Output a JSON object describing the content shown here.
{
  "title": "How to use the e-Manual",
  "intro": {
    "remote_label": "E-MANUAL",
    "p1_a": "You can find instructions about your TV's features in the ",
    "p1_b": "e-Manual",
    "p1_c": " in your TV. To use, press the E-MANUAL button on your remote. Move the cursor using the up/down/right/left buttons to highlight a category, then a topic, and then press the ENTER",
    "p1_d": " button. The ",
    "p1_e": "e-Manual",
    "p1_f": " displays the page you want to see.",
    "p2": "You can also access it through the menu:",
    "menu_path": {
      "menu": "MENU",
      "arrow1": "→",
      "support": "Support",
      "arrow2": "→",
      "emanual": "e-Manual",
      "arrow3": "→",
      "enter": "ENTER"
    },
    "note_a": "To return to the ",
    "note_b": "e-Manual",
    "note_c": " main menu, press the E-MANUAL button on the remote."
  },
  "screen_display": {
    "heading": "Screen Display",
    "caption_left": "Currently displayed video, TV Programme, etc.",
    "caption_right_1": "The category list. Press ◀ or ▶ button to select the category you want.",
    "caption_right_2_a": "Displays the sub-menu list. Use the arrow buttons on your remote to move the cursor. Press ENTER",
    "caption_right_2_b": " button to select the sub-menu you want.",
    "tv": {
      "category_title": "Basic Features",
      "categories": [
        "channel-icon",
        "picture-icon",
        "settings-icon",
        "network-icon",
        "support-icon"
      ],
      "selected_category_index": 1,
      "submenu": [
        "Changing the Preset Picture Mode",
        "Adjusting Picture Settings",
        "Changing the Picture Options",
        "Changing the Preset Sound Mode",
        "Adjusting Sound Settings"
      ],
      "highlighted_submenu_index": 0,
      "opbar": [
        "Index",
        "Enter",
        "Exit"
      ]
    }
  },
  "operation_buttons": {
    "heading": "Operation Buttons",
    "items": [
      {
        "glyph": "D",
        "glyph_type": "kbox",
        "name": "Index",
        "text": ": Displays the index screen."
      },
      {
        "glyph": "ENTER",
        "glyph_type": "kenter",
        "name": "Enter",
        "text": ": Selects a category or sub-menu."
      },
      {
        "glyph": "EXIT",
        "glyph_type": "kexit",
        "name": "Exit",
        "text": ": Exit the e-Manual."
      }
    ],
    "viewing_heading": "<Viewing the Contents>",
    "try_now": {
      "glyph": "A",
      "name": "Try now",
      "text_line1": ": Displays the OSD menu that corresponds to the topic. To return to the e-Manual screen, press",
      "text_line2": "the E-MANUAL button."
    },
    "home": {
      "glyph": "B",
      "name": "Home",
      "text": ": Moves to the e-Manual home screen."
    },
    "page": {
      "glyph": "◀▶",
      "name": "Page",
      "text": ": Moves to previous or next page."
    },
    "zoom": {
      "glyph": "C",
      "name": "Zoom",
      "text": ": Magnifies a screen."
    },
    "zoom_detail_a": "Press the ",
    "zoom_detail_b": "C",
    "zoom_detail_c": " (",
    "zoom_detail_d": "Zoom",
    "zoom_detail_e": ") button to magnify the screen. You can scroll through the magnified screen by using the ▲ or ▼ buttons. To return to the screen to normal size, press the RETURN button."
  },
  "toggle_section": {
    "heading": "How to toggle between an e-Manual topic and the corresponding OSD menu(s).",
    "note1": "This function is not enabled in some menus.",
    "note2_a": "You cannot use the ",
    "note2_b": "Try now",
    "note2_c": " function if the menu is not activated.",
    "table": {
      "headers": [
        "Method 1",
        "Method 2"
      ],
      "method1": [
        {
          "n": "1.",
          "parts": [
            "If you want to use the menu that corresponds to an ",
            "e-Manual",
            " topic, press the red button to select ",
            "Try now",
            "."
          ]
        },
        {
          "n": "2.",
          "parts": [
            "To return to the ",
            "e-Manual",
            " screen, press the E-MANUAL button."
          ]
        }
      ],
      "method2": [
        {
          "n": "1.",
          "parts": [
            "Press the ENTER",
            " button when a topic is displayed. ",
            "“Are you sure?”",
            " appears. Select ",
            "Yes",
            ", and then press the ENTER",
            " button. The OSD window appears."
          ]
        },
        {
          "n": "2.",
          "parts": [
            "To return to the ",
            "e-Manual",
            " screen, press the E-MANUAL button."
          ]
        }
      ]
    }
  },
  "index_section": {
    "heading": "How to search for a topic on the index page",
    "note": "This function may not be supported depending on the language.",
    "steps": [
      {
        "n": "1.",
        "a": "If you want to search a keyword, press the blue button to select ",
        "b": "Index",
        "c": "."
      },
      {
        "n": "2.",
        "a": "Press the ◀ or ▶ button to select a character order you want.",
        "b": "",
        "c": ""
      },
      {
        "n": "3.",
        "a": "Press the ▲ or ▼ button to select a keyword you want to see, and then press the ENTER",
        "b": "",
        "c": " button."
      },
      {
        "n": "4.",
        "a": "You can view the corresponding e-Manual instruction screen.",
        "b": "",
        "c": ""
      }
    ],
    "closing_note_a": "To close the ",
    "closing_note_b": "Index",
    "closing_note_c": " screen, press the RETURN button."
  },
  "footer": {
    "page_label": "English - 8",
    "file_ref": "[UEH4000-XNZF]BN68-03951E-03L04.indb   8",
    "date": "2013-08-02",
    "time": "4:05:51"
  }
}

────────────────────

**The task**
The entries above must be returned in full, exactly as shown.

**Your solution**
Output a JSON object describing the content shown here.
{
  "title": "How to use the e-Manual",
  "intro": {
    "remote_label": "E-MANUAL",
    "p1_a": "You can find instructions about your TV's features in the ",
    "p1_b": "e-Manual",
    "p1_c": " in your TV. To use, press the E-MANUAL button on your remote. Move the cursor using the up/down/right/left buttons to highlight a category, then a topic, and then press the ENTER",
    "p1_d": " button. The ",
    "p1_e": "e-Manual",
    "p1_f": " displays the page you want to see.",
    "p2": "You can also access it through the menu:",
    "menu_path": {
      "menu": "MENU",
      "arrow1": "→",
      "support": "Support",
      "arrow2": "→",
      "emanual": "e-Manual",
      "arrow3": "→",
      "enter": "ENTER"
    },
    "note_a": "To return to the ",
    "note_b": "e-Manual",
    "note_c": " main menu, press the E-MANUAL button on the remote."
  },
  "screen_display": {
    "heading": "Screen Display",
    "caption_left": "Currently displayed video, TV Programme, etc.",
    "caption_right_1": "The category list. Press ◀ or ▶ button to select the category you want.",
    "caption_right_2_a": "Displays the sub-menu list. Use the arrow buttons on your remote to move the cursor. Press ENTER",
    "caption_right_2_b": " button to select the sub-menu you want.",
    "tv": {
      "category_title": "Basic Features",
      "categories": [
        "channel-icon",
        "picture-icon",
        "settings-icon",
        "network-icon",
        "support-icon"
      ],
      "selected_category_index": 1,
      "submenu": [
        "Changing the Preset Picture Mode",
        "Adjusting Picture Settings",
        "Changing the Picture Options",
        "Changing the Preset Sound Mode",
        "Adjusting Sound Settings"
      ],
      "highlighted_submenu_index": 0,
      "opbar": [
        "Index",
        "Enter",
        "Exit"
      ]
    }
  },
  "operation_buttons": {
    "heading": "Operation Buttons",
    "items": [
      {
        "glyph": "D",
        "glyph_type": "kbox",
        "name": "Index",
        "text": ": Displays the index screen."
      },
      {
        "glyph": "ENTER",
        "glyph_type": "kenter",
        "name": "Enter",
        "text": ": Selects a category or sub-menu."
      },
      {
        "glyph": "EXIT",
        "glyph_type": "kexit",
        "name": "Exit",
        "text": ": Exit the e-Manual."
      }
    ],
    "viewing_heading": "<Viewing the Contents>",
    "try_now": {
      "glyph": "A",
      "name": "Try now",
      "text_line1": ": Displays the OSD menu that corresponds to the topic. To return to the e-Manual screen, press",
      "text_line2": "the E-MANUAL button."
    },
    "home": {
      "glyph": "B",
      "name": "Home",
      "text": ": Moves to the e-Manual home screen."
    },
    "page": {
      "glyph": "◀▶",
      "name": "Page",
      "text": ": Moves to previous or next page."
    },
    "zoom": {
      "glyph": "C",
      "name": "Zoom",
      "text": ": Magnifies a screen."
    },
    "zoom_detail_a": "Press the ",
    "zoom_detail_b": "C",
    "zoom_detail_c": " (",
    "zoom_detail_d": "Zoom",
    "zoom_detail_e": ") button to magnify the screen. You can scroll through the magnified screen by using the ▲ or ▼ buttons. To return to the screen to normal size, press the RETURN button."
  },
  "toggle_section": {
    "heading": "How to toggle between an e-Manual topic and the corresponding OSD menu(s).",
    "note1": "This function is not enabled in some menus.",
    "note2_a": "You cannot use the ",
    "note2_b": "Try now",
    "note2_c": " function if the menu is not activated.",
    "table": {
      "headers": [
        "Method 1",
        "Method 2"
      ],
      "method1": [
        {
          "n": "1.",
          "parts": [
            "If you want to use the menu that corresponds to an ",
            "e-Manual",
            " topic, press the red button to select ",
            "Try now",
            "."
          ]
        },
        {
          "n": "2.",
          "parts": [
            "To return to the ",
            "e-Manual",
            " screen, press the E-MANUAL button."
          ]
        }
      ],
      "method2": [
        {
          "n": "1.",
          "parts": [
            "Press the ENTER",
            " button when a topic is displayed. ",
            "“Are you sure?”",
            " appears. Select ",
            "Yes",
            ", and then press the ENTER",
            " button. The OSD window appears."
          ]
        },
        {
          "n": "2.",
          "parts": [
            "To return to the ",
            "e-Manual",
            " screen, press the E-MANUAL button."
          ]
        }
      ]
    }
  },
  "index_section": {
    "heading": "How to search for a topic on the index page",
    "note": "This function may not be supported depending on the language.",
    "steps": [
      {
        "n": "1.",
        "a": "If you want to search a keyword, press the blue button to select ",
        "b": "Index",
        "c": "."
      },
      {
        "n": "2.",
        "a": "Press the ◀ or ▶ button to select a character order you want.",
        "b": "",
        "c": ""
      },
      {
        "n": "3.",
        "a": "Press the ▲ or ▼ button to select a keyword you want to see, and then press the ENTER",
        "b": "",
        "c": " button."
      },
      {
        "n": "4.",
        "a": "You can view the corresponding e-Manual instruction screen.",
        "b": "",
        "c": ""
      }
    ],
    "closing_note_a": "To close the ",
    "closing_note_b": "Index",
    "closing_note_c": " screen, press the RETURN button."
  },
  "footer": {
    "page_label": "English - 8",
    "file_ref": "[UEH4000-XNZF]BN68-03951E-03L04.indb   8",
    "date": "2013-08-02",
    "time": "4:05:51"
  }
}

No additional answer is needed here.